(App and web page records)

=== Section Start ===

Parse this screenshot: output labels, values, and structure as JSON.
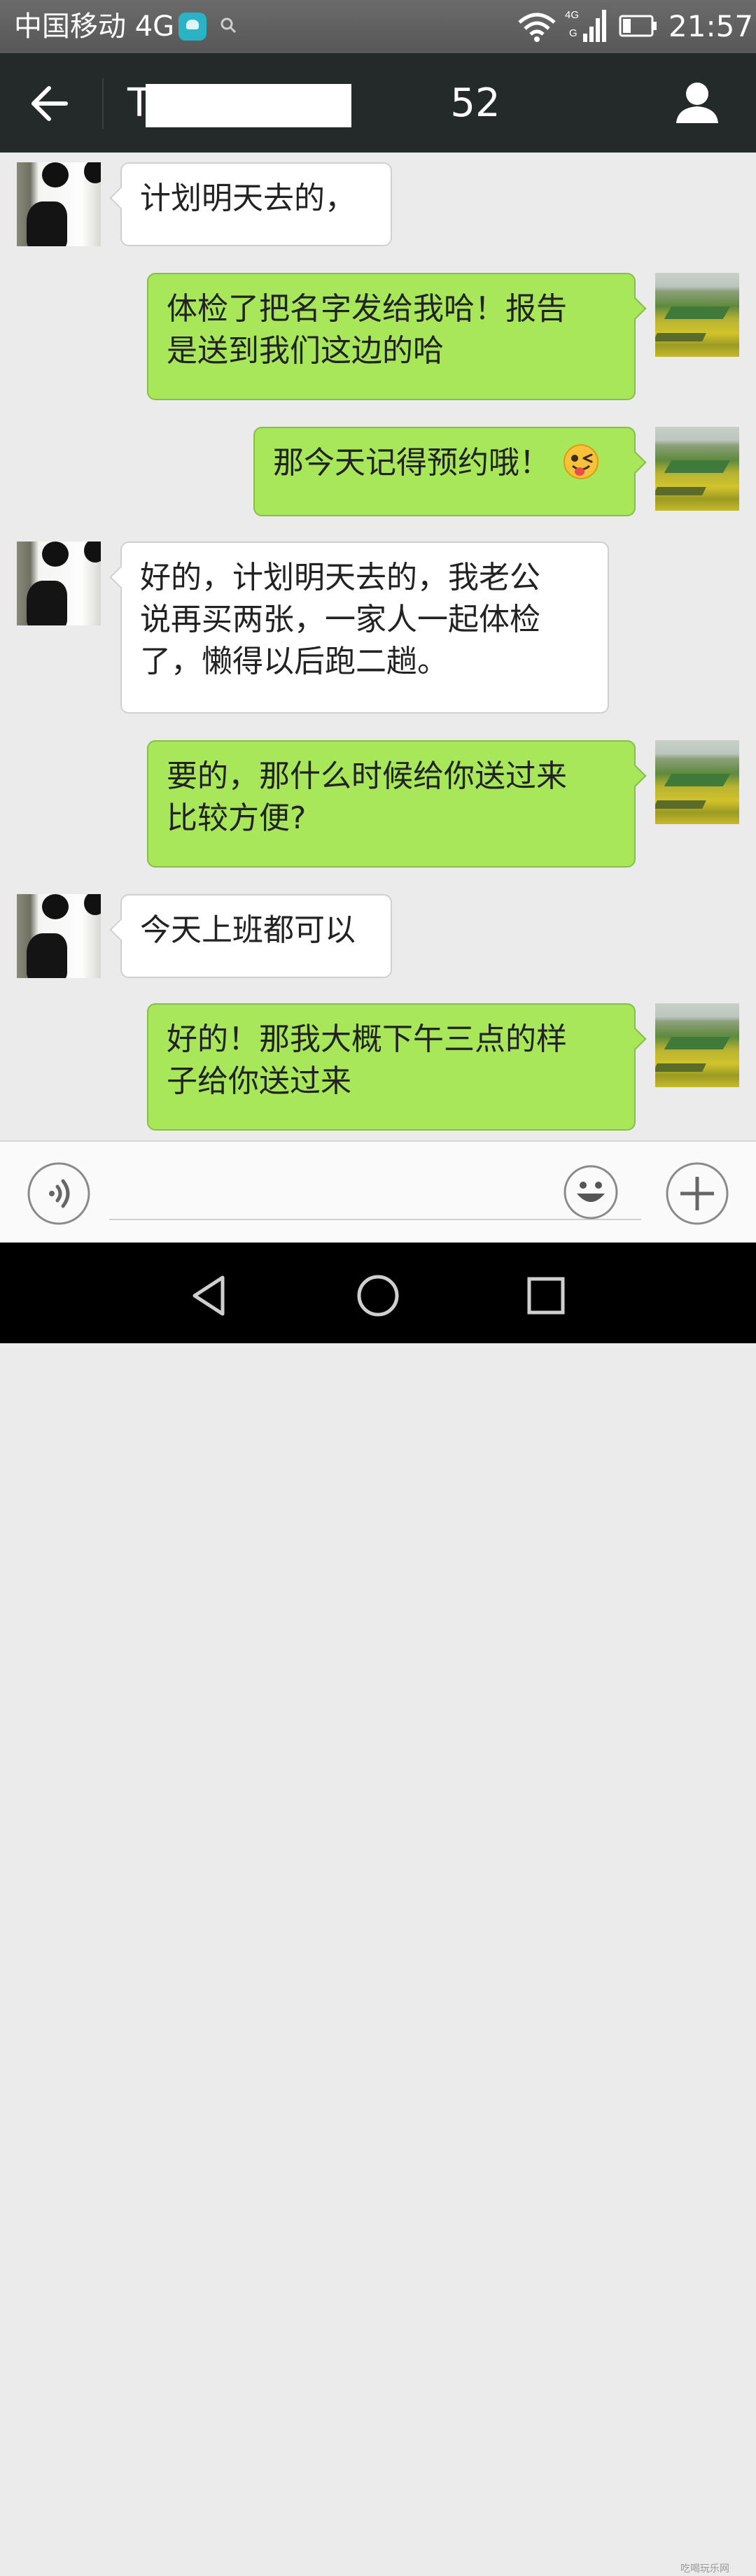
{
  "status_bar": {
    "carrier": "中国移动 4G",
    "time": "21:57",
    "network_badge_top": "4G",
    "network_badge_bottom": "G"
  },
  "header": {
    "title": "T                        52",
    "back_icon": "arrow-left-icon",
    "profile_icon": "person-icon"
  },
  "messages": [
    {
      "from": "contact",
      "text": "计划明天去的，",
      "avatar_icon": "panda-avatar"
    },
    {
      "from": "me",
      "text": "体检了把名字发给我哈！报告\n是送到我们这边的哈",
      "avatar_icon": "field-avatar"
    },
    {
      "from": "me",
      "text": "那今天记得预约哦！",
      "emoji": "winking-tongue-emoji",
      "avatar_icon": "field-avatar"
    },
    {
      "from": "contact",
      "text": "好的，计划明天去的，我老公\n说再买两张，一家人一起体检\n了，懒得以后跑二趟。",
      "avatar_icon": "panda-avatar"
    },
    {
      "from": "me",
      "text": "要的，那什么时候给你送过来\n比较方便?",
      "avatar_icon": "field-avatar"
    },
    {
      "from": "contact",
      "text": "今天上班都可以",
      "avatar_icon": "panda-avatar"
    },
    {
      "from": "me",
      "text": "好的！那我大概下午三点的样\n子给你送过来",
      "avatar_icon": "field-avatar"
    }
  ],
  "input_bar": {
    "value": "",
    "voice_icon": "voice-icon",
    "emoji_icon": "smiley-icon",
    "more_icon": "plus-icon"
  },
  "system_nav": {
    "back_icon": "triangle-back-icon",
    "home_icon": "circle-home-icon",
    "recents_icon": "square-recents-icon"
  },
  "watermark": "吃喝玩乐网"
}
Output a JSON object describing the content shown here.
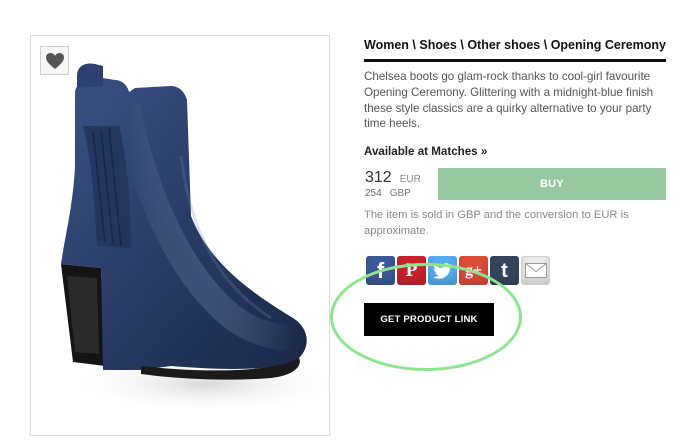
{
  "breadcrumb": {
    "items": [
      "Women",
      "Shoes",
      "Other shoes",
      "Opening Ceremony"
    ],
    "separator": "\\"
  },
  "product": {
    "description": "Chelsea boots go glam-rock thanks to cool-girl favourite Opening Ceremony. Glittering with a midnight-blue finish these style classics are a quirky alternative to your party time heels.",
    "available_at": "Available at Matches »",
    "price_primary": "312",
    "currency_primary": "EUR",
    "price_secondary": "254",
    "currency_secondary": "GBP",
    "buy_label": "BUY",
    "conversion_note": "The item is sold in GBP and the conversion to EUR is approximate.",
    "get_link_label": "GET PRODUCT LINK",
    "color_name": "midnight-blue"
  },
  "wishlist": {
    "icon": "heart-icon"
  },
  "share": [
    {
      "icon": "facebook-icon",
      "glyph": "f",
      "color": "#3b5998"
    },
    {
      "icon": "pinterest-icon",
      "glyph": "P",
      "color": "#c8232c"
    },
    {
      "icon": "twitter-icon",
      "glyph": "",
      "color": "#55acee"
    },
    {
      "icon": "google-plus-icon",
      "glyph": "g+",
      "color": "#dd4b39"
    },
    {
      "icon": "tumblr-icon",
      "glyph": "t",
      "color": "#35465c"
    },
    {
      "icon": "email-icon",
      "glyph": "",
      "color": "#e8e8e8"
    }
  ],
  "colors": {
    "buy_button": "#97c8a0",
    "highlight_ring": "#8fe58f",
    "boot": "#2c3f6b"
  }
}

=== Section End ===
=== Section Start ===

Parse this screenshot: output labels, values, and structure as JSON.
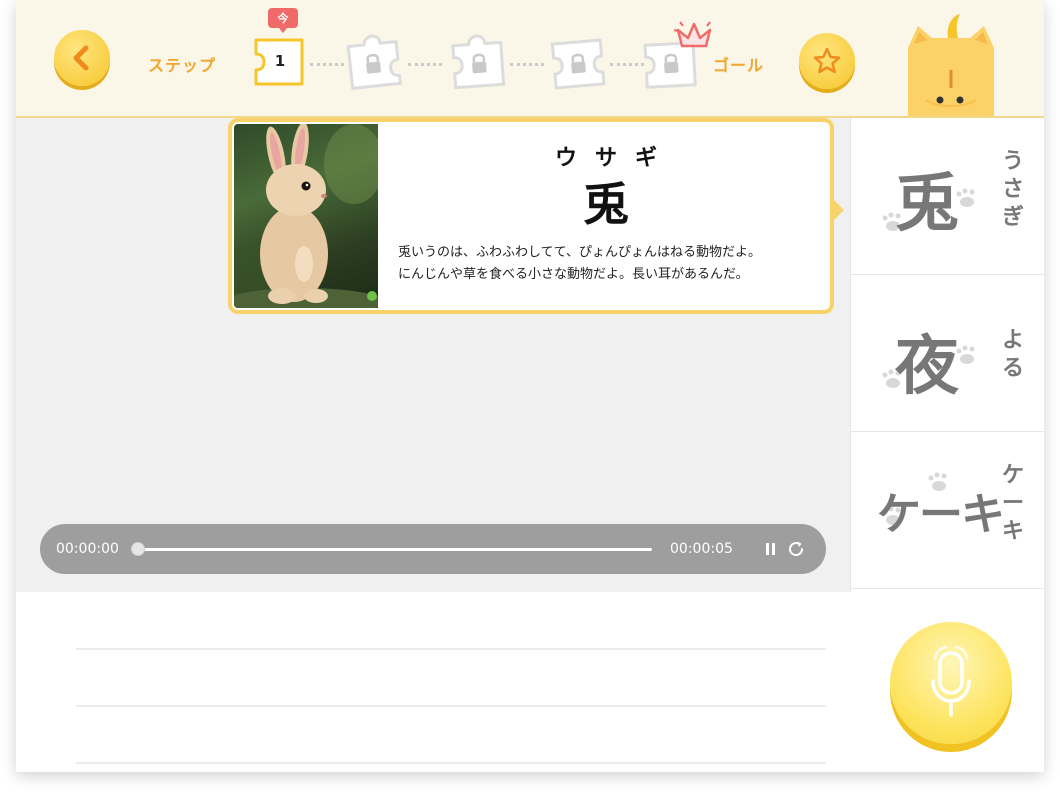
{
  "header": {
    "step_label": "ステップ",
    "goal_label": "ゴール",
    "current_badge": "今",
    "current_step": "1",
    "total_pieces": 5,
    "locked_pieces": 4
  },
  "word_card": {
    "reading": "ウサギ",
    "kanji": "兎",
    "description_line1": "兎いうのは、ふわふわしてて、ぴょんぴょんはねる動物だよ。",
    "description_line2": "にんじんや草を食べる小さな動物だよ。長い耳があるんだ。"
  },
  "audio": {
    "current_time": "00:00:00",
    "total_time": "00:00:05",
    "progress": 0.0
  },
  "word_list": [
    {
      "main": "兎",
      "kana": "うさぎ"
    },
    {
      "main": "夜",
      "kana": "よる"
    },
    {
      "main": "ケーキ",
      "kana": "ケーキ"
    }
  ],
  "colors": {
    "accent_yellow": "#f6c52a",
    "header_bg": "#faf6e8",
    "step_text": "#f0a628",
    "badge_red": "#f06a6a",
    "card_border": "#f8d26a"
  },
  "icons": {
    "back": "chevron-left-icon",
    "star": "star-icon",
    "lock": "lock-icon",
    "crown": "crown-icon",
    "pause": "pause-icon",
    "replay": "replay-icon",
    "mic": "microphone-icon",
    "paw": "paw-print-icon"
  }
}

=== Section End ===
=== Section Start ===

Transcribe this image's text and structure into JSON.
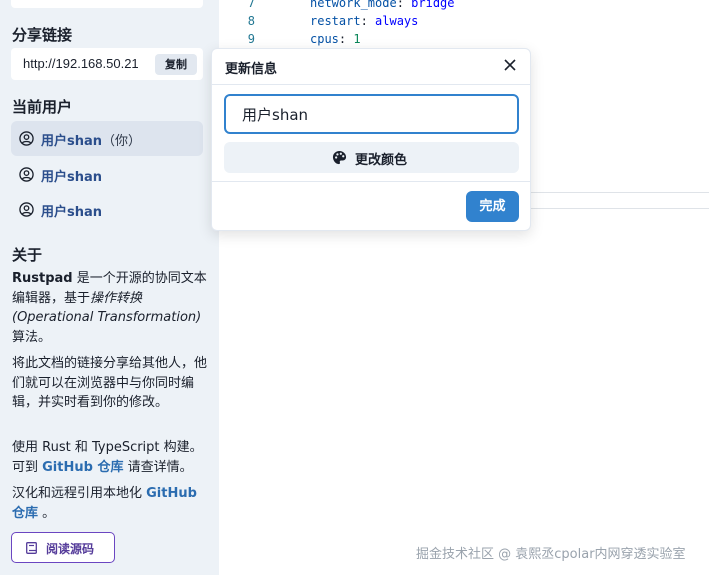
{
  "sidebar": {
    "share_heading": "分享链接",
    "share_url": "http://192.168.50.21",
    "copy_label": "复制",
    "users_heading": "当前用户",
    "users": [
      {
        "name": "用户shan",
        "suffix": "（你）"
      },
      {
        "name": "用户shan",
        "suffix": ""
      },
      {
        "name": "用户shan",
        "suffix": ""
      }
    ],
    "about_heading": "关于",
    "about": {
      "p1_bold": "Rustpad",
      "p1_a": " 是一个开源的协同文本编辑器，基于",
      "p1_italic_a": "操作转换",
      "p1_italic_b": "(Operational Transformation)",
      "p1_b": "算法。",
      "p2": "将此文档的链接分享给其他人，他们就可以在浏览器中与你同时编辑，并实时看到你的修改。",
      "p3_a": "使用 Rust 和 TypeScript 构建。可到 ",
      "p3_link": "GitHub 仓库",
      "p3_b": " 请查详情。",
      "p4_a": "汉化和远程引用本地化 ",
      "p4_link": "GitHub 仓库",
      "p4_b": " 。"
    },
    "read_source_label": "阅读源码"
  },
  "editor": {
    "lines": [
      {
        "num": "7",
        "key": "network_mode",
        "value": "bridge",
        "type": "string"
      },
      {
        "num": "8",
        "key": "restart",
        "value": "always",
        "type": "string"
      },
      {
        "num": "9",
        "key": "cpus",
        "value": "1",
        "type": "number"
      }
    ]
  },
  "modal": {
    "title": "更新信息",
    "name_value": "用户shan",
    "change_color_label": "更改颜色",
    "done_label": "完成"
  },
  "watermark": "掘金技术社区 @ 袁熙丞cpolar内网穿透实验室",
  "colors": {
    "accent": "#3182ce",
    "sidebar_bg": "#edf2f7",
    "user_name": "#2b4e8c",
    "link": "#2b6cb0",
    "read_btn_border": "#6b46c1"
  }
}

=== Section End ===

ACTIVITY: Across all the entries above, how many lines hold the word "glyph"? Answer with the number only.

ANSWER BOX: 6